I am a proponent of carrying a trauma kit. This is often referred to as an IFAK (individual first aid kit) but that term suggests that it is a first aid kit with Neosporin and band aids. Nobody dies quickly when in need of a band aid. People do die quickly, however, when in need of a tourniquet or other means of stopping severe hemorrhaging. I have carried a trauma kit on-body for quite some time now. Just like my handgun, I always have it. Statistically, you are more likely to face a trauma emergency than a gunfight. Having gear for such a situation on your person can be invaluable for use on yourself or another induvial who gets hurt while you are present. My approach to medical gear is the same as to guns; the only medical gear that counts during crisis is what you have on your person. If someone is bleeding to death your tourniquet that is 200 yards away in your car might as well be on the moon. I am going to share with you how I carry these essentials on-body.
I have a trauma kit that is actually feasible to be carried in the pocket of a pair of jeans or even dress pants. That is my criteria for being realistic. All due respect to the folks who wear tactical pants with large cargo pockets, that does not work for most of us. The kit I am going to show you here is indeed pocketable. Also, before going further, I will mention that there are several solutions available for carrying medical gear on your ankle in what are essentially specialty ankle holsters designed to carry these items. This may be a good solution for you and they can carry quite a bit of gear, but I don’t cover that here. I like to carry medical gear in my pockets so that my gear is universal to all seasons and dress, long pants or shorts alike.

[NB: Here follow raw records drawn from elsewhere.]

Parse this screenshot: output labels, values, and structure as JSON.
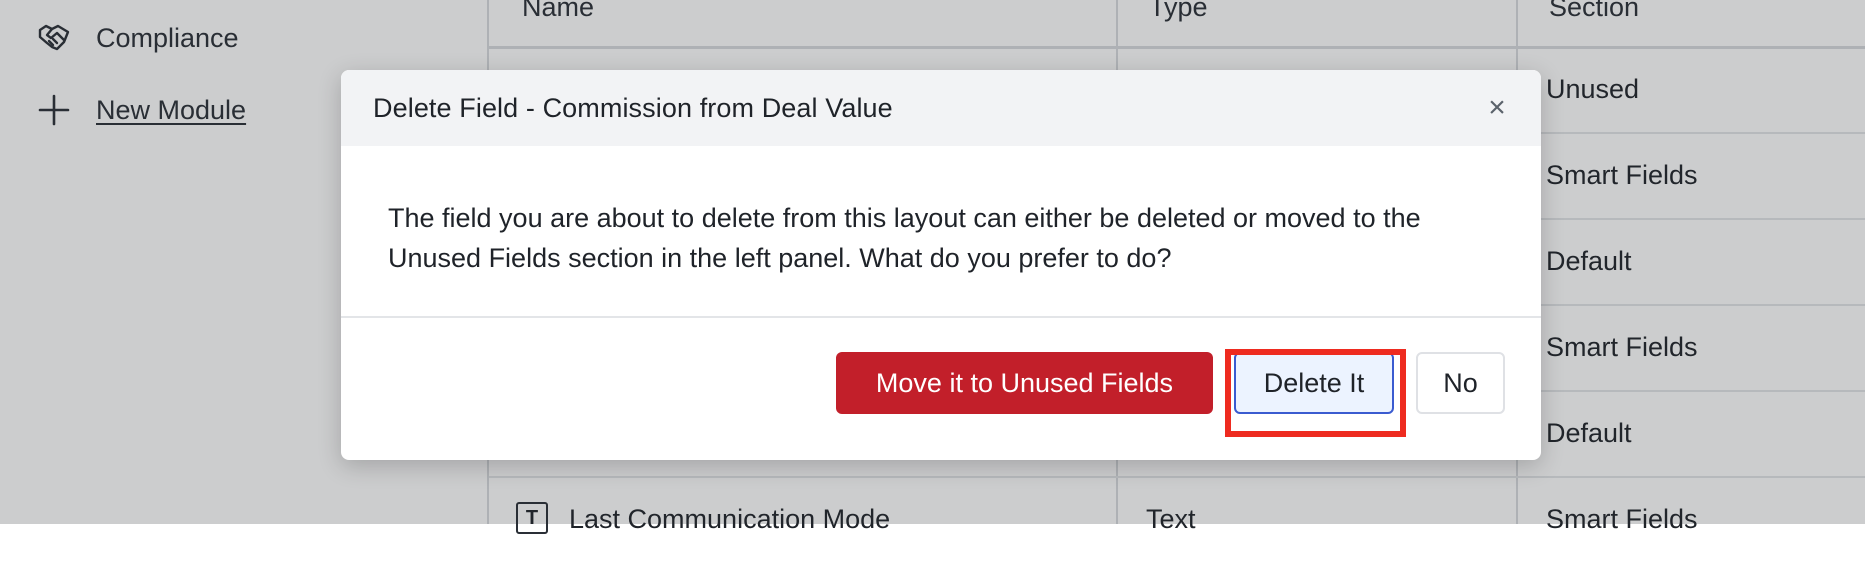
{
  "sidebar": {
    "items": [
      {
        "label": "Compliance",
        "icon": "handshake-icon"
      },
      {
        "label": "New Module",
        "icon": "plus-icon"
      }
    ]
  },
  "table": {
    "headers": [
      "Name",
      "Type",
      "Section"
    ],
    "rows": [
      {
        "section": "Unused"
      },
      {
        "section": "Smart Fields"
      },
      {
        "section": "Default"
      },
      {
        "section": "Smart Fields"
      },
      {
        "section": "Default"
      },
      {
        "name": "Last Communication Mode",
        "type": "Text",
        "section": "Smart Fields",
        "icon": "text-field-icon"
      }
    ]
  },
  "modal": {
    "title": "Delete Field - Commission from Deal Value",
    "close_icon": "close-icon",
    "body": "The field you are about to delete from this layout can either be deleted or moved to the Unused Fields section in the left panel. What do you prefer to do?",
    "buttons": {
      "move": "Move it to Unused Fields",
      "delete": "Delete It",
      "no": "No"
    }
  },
  "colors": {
    "danger": "#c21f2a",
    "highlight": "#ee2b20",
    "selected_border": "#3a5bd0"
  }
}
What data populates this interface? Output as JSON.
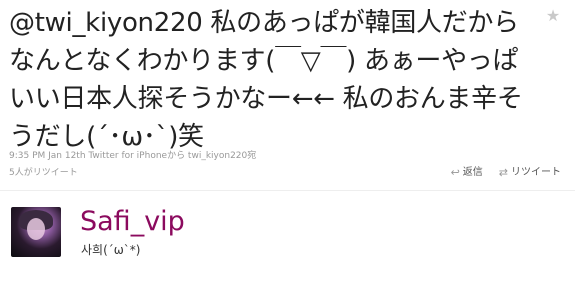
{
  "tweet": {
    "text": "@twi_kiyon220 私のあっぱが韓国人だからなんとなくわかります(￣▽￣) あぁーやっぱいい日本人探そうかなー←← 私のおんま辛そうだし(´･ω･`)笑",
    "time": "9:35 PM Jan 12th",
    "via": "Twitter for iPhone",
    "reply_to_text": "から twi_kiyon220宛",
    "retweet_count_text": "5人がリツイート",
    "star_icon": "star-icon"
  },
  "actions": {
    "reply_label": "返信",
    "retweet_label": "リツイート",
    "reply_icon": "reply-icon",
    "retweet_icon": "retweet-icon"
  },
  "user": {
    "name": "Safi_vip",
    "bio": "사희(´ω`*)"
  },
  "colors": {
    "username": "#8b0a5e",
    "meta": "#999999",
    "text": "#222222"
  }
}
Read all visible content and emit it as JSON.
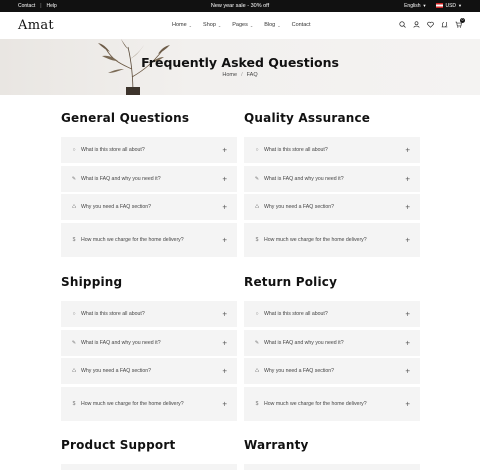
{
  "topbar": {
    "links": [
      "Contact",
      "Help"
    ],
    "sep": "|",
    "announcement": "New year sale - 30% off",
    "language": "English",
    "currency": "USD"
  },
  "header": {
    "logo": "Amat",
    "nav": [
      "Home",
      "Shop",
      "Pages",
      "Blog",
      "Contact"
    ],
    "cart_count": "0"
  },
  "hero": {
    "title": "Frequently Asked Questions",
    "breadcrumb_home": "Home",
    "breadcrumb_sep": "/",
    "breadcrumb_current": "FAQ"
  },
  "icons": {
    "q1": "circle-icon",
    "q2": "pencil-icon",
    "q3": "recycle-icon",
    "q4": "dollar-icon"
  },
  "sections": [
    {
      "title": "General Questions",
      "questions": [
        "What is this store all about?",
        "What is FAQ and why you need it?",
        "Why you need a FAQ section?",
        "How much we charge for the home delivery?"
      ]
    },
    {
      "title": "Quality Assurance",
      "questions": [
        "What is this store all about?",
        "What is FAQ and why you need it?",
        "Why you need a FAQ section?",
        "How much we charge for the home delivery?"
      ]
    },
    {
      "title": "Shipping",
      "questions": [
        "What is this store all about?",
        "What is FAQ and why you need it?",
        "Why you need a FAQ section?",
        "How much we charge for the home delivery?"
      ]
    },
    {
      "title": "Return Policy",
      "questions": [
        "What is this store all about?",
        "What is FAQ and why you need it?",
        "Why you need a FAQ section?",
        "How much we charge for the home delivery?"
      ]
    },
    {
      "title": "Product Support"
    },
    {
      "title": "Warranty"
    }
  ]
}
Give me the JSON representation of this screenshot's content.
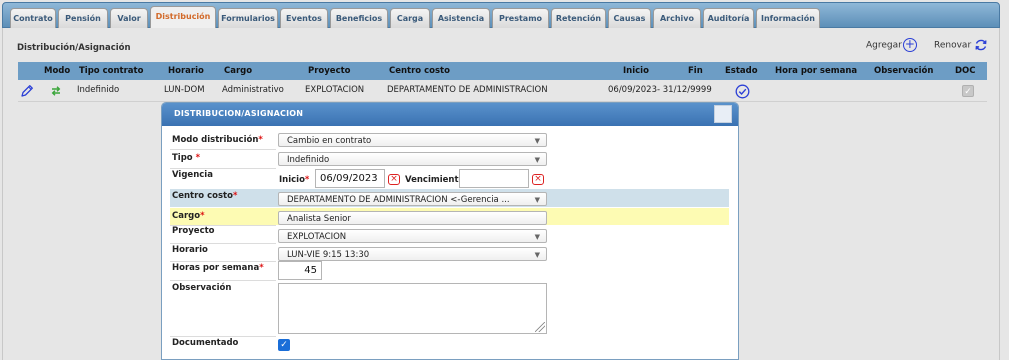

First of all, in order to carry trauma gear on our person we have to accept the fact that we are going to be limited in terms of what we can carry. I do suggest keeping a full size trauma kit in the vehicle and the home, but what you can carry on your body is going to be minimal. Therefore, I suggest carrying gear that will help to treat the most likely emergency medical situation that can occur from “external” sources: severe bleeding. Based on my own training, research, and the suggestions made by most experts in this field, the three items I prioritize are a tourniquet, hemostatic agent, and a pressure dressing, in that order. If you can only carry one thing, carry a tourniquet. If you can carry two, carry a hemostatic blood clotting agent as well. For a third, a pressure dressing, but these are fairly large items and more difficult to carry.
In my on-body kit I carry a tourniquet, hemostatic gauze, and duct tape that serves as a make-shift bandage option. Any of the good pressure dressings are bulky, so I forego that item as they won’t fit in a pocket kit, but I keep several available in larger trauma kits in my bags or vehicles. I have a second slightly larger kit in which I have the same tourniquet but a larger pack of hemostatic gauze as well as a small ace bandage that serves as a better pressure dressing, and a pair of medical gloves. This second kit is kept in my small EDC bag that is either close to me or in the vehicle, providing redundancy and further capability if it can be accessed in time. But like all else related to life-saving gear, what you are wearing is priority number one and may very well be all you have when needed.
Here is my on-body trauma kit and the contents within:
The pouch itself is a Maxpedition Coin Purse which is not much bigger than a wallet.
The R.A.T.S tourniquet: There are better ones out there, but none that can be carried in such a small pocketable pouch, and this tourniquet is amazingly functional for its size and certainly MUCH better than no tourniquet. This is an essential piece of gear. If someone is wounded in an extremity and the major artery is severed then death can occur literally within a minute. A tourniquet is the absolute life saving device in such a horrendous incident. This is priority number one and it needs to be on you.
Quick Clot Gauze: This is a gauze that is laced with a hemostatic agent that causes the blood to clot quickly. This can be applied to an extremity wound after the tourniquet is applied, or it can be used to pack a wound in the body cavity or neck, or very high on an extremity where a tourniquet can’t be used. The package I have in my small kit is only a two-foot strip of the gauze. In larger kits I keep the Quick Clot Z-Folded combat gauze as it provides far more gauze in a slightly larger package.
I have Israeli bandages in my larger trauma kits that I keep in different bags. The Israeli or the H bandage are good options if you have the room. In these larger kits I also keep gloves, as I would want to protect myself from potentially infectious blood if treating a stranger, as well as chest seals for closing chest wounds if necessary. However, despite being limited to only the items shown here for your minimal pocket carry such a kit equips you with the tools most likely needed in such a medical emergency and even this setup can make all the difference.
And, of course, be sure to get training in the application of these items as that is the first priority when it comes to protecting yourself and those that you love. Once getting some training and assembling your kit practice with the gear so that you can use it under stress. Be sure you can use your tourniquet one-handed on yourself. Nothing is easy when it comes to preparation, but trauma gear and the needed training to use it is a sound investment.